As if leaving a half-trillion dollar budget deficit for the next administration wasn’t enough.
This morning, President Bush signed into law a $300-billion bailout for Fannie Mae and Freddie Mac. He had threatened to veto the bill because it included $3.9 billion for local communities to purchase and maintain foreclosed homes. But he signed it anyway.
Now, you may well ask, “What choice did he have?” And that’s a good question. It’s certainly true that Fannie Mae and Freddie Mac cannot be allowed to fail. Far too many Americans have home mortgages in which one of these two government-sponsored corporations have financial stakes. And something like one in five hundred homes in America is in foreclosure.
What’s wrong with the “tough love” angle? Would the foreclosure of .2% of homes going to have that significant an impact? Overall prices would drop, yes, but once the inventory resulting from the foreclosures gets sold off, that will be that. The market correction simply needs to happen, be done with, and then the rest of us have to pick up the pieces and move on. The system has already been shocked. This is closing the barn door after the horses have escaped.

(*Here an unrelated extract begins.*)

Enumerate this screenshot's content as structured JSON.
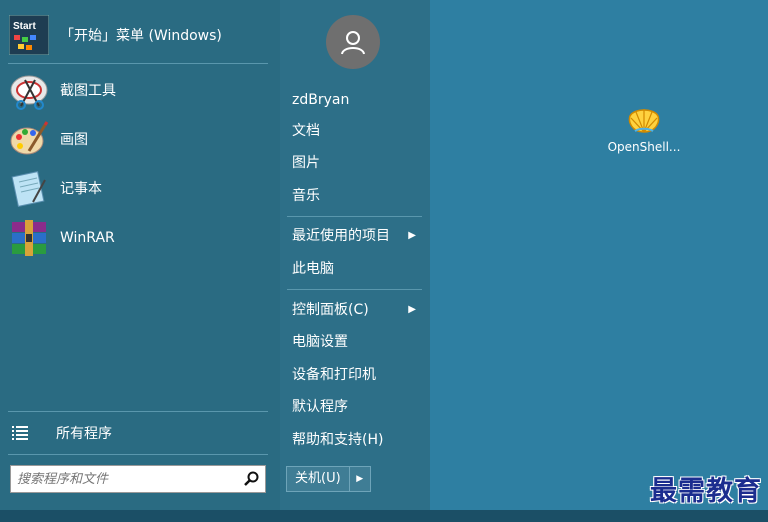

When you have a bandage that needs to come off, you have to rip it off even if it’s been stuck on a bunch of hairs. Yes, it’s going to hurt. But since you know it’s going to hurt, the best thing to do is to rip it all off at once, take all the pain at the same time, and then it’s done. Isn’t that the same situation we face with the housing market correcting itself?